> Exercise description:
Find the string "this" in the data, and copy out each line that has it.

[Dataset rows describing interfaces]

* * *

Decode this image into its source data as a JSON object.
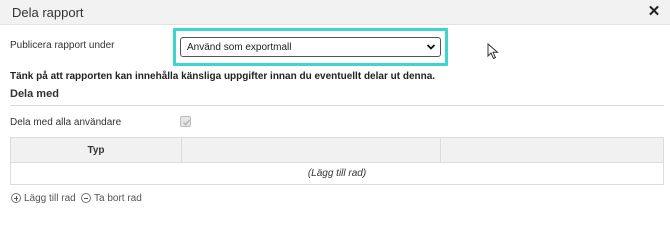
{
  "dialog": {
    "title": "Dela rapport",
    "close_icon": "close-icon",
    "close_glyph": "✕"
  },
  "publish": {
    "label": "Publicera rapport under",
    "selected_value": "Använd som exportmall",
    "highlight_color": "#3fd4cc"
  },
  "warning": "Tänk på att rapporten kan innehålla känsliga uppgifter innan du eventuellt delar ut denna.",
  "share_section": {
    "heading": "Dela med",
    "share_all_label": "Dela med alla användare",
    "share_all_checked": true
  },
  "table": {
    "columns": [
      "Typ",
      "",
      ""
    ],
    "empty_row_text": "(Lägg till rad)"
  },
  "actions": {
    "add_row_label": "Lägg till rad",
    "remove_row_label": "Ta bort rad",
    "add_icon": "plus-circle-icon",
    "remove_icon": "minus-circle-icon"
  }
}
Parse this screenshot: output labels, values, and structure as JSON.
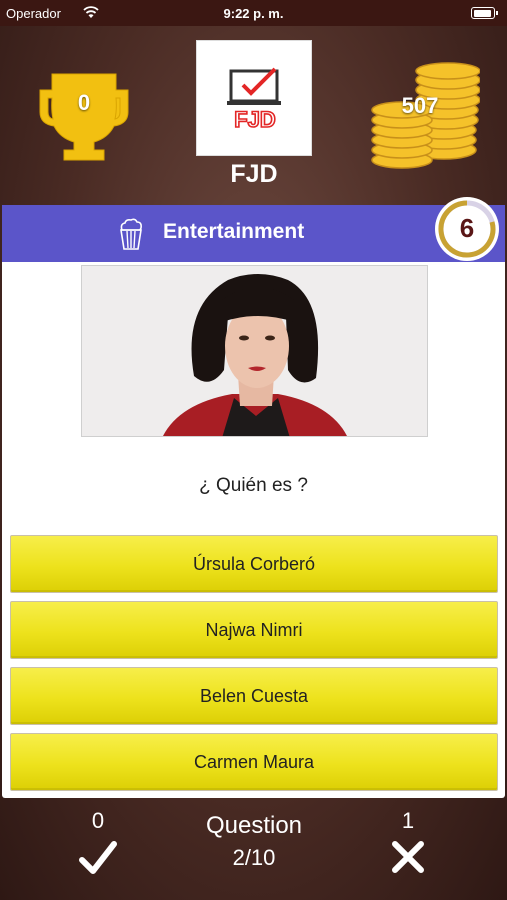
{
  "status_bar": {
    "carrier": "Operador",
    "time": "9:22 p. m."
  },
  "header": {
    "trophy_count": "0",
    "user_logo_text": "FJD",
    "user_name": "FJD",
    "coins": "507"
  },
  "category": {
    "icon": "popcorn-icon",
    "label": "Entertainment",
    "timer": "6"
  },
  "question": {
    "image": "portrait-photo",
    "text": "¿ Quién es ?"
  },
  "answers": [
    {
      "label": "Úrsula Corberó"
    },
    {
      "label": "Najwa Nimri"
    },
    {
      "label": "Belen Cuesta"
    },
    {
      "label": "Carmen Maura"
    }
  ],
  "footer": {
    "correct_count": "0",
    "question_label": "Question",
    "question_progress": "2/10",
    "wrong_count": "1"
  },
  "colors": {
    "category_bar": "#5b55c9",
    "answer_button": "#ede21c",
    "timer_ring": "#c8a233",
    "background": "#4a2b24"
  }
}
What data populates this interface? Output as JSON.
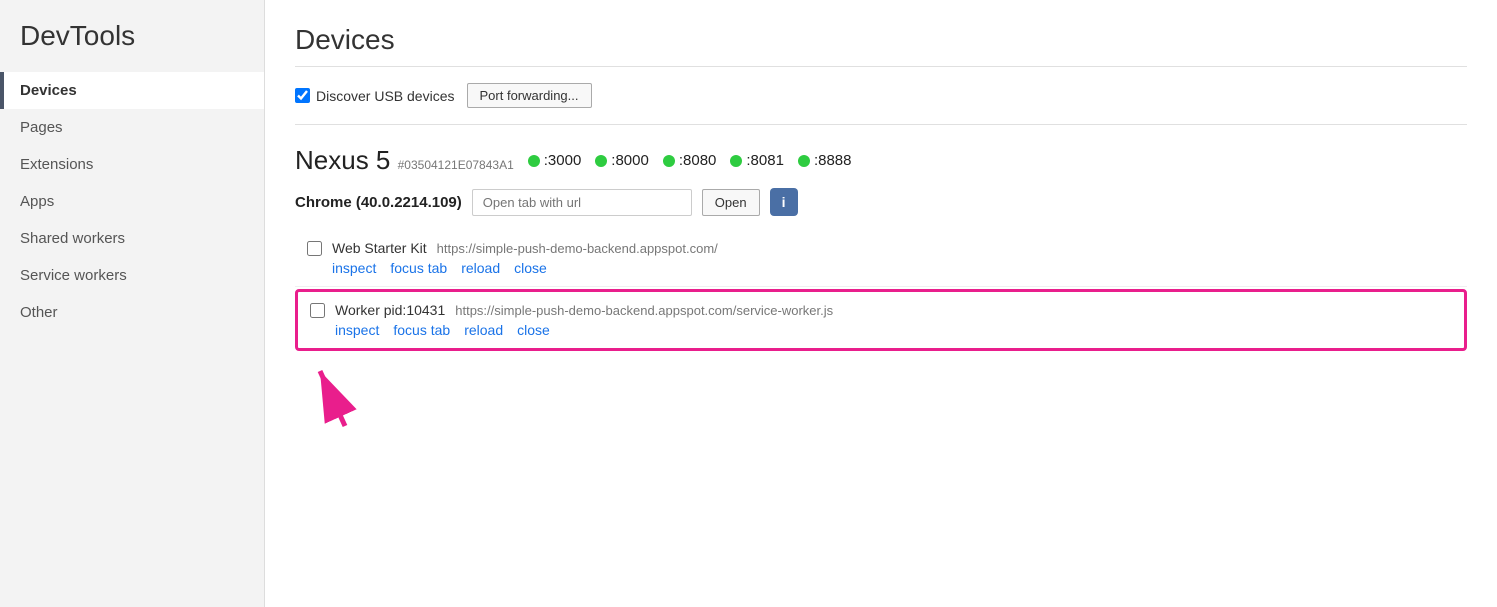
{
  "app": {
    "title": "DevTools"
  },
  "sidebar": {
    "items": [
      {
        "id": "devices",
        "label": "Devices",
        "active": true
      },
      {
        "id": "pages",
        "label": "Pages",
        "active": false
      },
      {
        "id": "extensions",
        "label": "Extensions",
        "active": false
      },
      {
        "id": "apps",
        "label": "Apps",
        "active": false
      },
      {
        "id": "shared-workers",
        "label": "Shared workers",
        "active": false
      },
      {
        "id": "service-workers",
        "label": "Service workers",
        "active": false
      },
      {
        "id": "other",
        "label": "Other",
        "active": false
      }
    ]
  },
  "main": {
    "title": "Devices",
    "discover_usb_label": "Discover USB devices",
    "port_forwarding_label": "Port forwarding...",
    "device": {
      "name": "Nexus 5",
      "id": "#03504121E07843A1",
      "ports": [
        ":3000",
        ":8000",
        ":8080",
        ":8081",
        ":8888"
      ]
    },
    "chrome": {
      "label": "Chrome (40.0.2214.109)",
      "url_placeholder": "Open tab with url",
      "open_label": "Open",
      "info_label": "i"
    },
    "tabs": [
      {
        "id": "web-starter-kit",
        "title": "Web Starter Kit",
        "url": "https://simple-push-demo-backend.appspot.com/",
        "actions": [
          "inspect",
          "focus tab",
          "reload",
          "close"
        ],
        "highlighted": false
      },
      {
        "id": "worker",
        "title": "Worker pid:10431",
        "url": "https://simple-push-demo-backend.appspot.com/service-worker.js",
        "actions": [
          "inspect",
          "focus tab",
          "reload",
          "close"
        ],
        "highlighted": true
      }
    ]
  }
}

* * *

> Answer:
Decode this image into its source data as a JSON object.
Parse this screenshot: output labels, values, and structure as JSON.
What data populates this interface? Output as JSON.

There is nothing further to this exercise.